Oh man, food! Well, friends first of all. We have friends basically all over the U.S. now and people I only see when I’m on the road. I would say seeing those folks, eating local cuisine – regional stuff – you know getting stuff you don’t get around here. That’s kind of the things I miss. The riding in a stinky van, bickering about when to leave and all that stuff – I don’t miss all that. Seeing people enjoy the music you do, too. That’s a big one. It’s a lot of stuff. You have to kind of love it because there’s a lot to get downtrodden about.
Speaking of food, when you guys are on the road is there a certain restaurant that you look forward to when you go to a certain city?
Man, when we got to Chicago we go after those Italian beef sandwiches. You can’t get them anywhere else. Going to New Orleans is a big one. We used to go to this place in Chattanooga I thought was really great. Is it called Lamar’s?
You get fried chicken in this hotel lobby. That place was fantastic. Matt Bohannon had us go there one day. That was one of my favorite places ever. And I like that Pickle Barrel, too. It’s no slouch
The worst part about being on the road?
Keeping your home life together is probably the hardest part. We’re all married. We don’t have kids yet. That’s always tough staying around in places and the wife worried about you and you’re worried about them at home. I think that’s probably the big thing. I’ve got a dog that’s 16 years old and every time I leave the house I’m like, “Please don’t die while I’m gone”. (both laugh) There’s that kind of stuff. Sleeping in your bed – that sort of stuff. We love being on the road. We’ve kind of grown accustomed to it. It’s what we do.
What did you guys learn most about yourselves during the pandemic?
You know, someone else asked me a similar question. I’ve always considered myself one of these easygoing, kind of go with the flow – not necessarily an extrovert. I think my friends might tell you differently. I’ve missed this community of people I have in my life. When that’s not around I felt like I wasn’t myself. I wasn’t in my right place and filed away properly, you know what I mean? I guess I lean on people. I need them more than I thought. Just like we were talking about the band and stuff. I realized I needed that. It’s like a therapeutic thing to make keep going. And without it, it’s tough. It’s the whole package – being around other people and meeting new folks and all that stuff. That’s become important to me – more important than I would have ever thought. And that’s really the big one.

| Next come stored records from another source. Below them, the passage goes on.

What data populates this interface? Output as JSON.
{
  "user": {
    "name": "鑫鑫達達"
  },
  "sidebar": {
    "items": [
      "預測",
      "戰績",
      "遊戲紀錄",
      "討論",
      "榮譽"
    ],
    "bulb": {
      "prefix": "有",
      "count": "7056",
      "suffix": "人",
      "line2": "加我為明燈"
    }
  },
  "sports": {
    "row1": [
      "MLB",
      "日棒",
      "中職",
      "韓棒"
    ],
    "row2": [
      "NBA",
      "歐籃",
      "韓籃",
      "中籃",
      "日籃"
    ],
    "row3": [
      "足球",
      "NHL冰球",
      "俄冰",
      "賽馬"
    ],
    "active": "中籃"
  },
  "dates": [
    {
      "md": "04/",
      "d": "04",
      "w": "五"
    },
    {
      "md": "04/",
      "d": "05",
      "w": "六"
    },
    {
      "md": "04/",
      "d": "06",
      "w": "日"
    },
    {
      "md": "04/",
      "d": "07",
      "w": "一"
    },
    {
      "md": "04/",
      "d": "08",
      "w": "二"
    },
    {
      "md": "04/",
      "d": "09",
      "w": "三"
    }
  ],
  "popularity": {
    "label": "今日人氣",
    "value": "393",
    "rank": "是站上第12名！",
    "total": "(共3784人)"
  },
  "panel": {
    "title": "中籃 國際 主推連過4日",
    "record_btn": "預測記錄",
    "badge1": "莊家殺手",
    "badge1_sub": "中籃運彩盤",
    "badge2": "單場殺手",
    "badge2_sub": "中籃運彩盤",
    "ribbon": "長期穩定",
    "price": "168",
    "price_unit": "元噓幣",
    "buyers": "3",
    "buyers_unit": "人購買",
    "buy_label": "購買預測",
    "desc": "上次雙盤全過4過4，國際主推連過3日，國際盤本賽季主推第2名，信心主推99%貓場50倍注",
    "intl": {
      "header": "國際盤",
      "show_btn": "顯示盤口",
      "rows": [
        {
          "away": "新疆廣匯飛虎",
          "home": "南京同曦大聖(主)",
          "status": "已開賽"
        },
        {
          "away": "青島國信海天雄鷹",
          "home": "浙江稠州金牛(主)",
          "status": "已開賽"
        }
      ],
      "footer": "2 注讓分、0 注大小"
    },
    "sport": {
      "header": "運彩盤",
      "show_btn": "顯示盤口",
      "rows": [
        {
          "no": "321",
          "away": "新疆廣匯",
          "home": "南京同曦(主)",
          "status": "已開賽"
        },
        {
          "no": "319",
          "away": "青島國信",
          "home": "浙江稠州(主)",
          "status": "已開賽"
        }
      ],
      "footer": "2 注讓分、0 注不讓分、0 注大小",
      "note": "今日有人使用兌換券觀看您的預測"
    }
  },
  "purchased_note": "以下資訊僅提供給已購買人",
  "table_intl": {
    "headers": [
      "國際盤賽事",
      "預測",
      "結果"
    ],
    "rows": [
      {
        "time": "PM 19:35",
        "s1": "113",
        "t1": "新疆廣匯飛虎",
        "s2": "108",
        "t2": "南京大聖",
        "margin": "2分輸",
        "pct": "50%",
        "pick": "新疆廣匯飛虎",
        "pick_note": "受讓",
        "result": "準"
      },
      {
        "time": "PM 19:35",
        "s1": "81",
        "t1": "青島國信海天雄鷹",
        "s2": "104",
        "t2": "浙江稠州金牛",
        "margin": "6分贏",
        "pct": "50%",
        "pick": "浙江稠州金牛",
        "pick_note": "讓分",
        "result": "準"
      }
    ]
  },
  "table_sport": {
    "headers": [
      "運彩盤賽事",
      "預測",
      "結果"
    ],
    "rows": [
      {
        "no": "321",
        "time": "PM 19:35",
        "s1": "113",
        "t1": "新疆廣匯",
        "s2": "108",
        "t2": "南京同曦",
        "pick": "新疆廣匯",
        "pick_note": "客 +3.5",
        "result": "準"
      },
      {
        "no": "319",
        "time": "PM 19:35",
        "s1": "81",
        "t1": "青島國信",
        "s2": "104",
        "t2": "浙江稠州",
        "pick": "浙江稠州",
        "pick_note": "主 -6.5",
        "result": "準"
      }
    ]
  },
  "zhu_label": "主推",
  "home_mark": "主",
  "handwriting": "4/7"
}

– Dave Weinthal
The Williamson Brothers perform Friday night, July 9 along with Matt Bohannon at Cherry Street Tavern.